App and web page records:
Content starts

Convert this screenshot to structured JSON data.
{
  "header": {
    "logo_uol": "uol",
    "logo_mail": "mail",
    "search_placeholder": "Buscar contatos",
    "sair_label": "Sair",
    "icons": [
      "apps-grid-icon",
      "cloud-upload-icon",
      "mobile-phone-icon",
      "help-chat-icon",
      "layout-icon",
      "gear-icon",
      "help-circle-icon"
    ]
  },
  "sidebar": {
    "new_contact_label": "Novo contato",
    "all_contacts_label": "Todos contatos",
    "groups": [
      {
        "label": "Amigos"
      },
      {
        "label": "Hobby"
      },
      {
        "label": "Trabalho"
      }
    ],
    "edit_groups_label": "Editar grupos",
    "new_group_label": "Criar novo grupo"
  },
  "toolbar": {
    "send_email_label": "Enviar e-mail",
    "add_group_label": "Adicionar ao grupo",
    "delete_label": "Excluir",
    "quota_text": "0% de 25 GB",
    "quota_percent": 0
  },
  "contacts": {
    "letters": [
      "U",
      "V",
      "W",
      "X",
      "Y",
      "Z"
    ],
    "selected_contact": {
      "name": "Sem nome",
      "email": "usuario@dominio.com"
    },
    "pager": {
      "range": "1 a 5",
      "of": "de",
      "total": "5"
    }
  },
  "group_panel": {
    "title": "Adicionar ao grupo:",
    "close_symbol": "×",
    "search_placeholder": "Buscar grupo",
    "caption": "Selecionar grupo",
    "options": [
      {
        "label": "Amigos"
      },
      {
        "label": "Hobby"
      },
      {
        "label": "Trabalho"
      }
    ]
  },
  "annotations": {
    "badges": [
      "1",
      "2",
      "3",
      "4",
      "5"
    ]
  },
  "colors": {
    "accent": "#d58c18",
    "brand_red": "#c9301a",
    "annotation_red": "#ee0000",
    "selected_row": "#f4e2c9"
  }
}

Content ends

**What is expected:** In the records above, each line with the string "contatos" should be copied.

**Written solution:**
    "search_placeholder": "Buscar contatos",
    "all_contacts_label": "Todos contatos",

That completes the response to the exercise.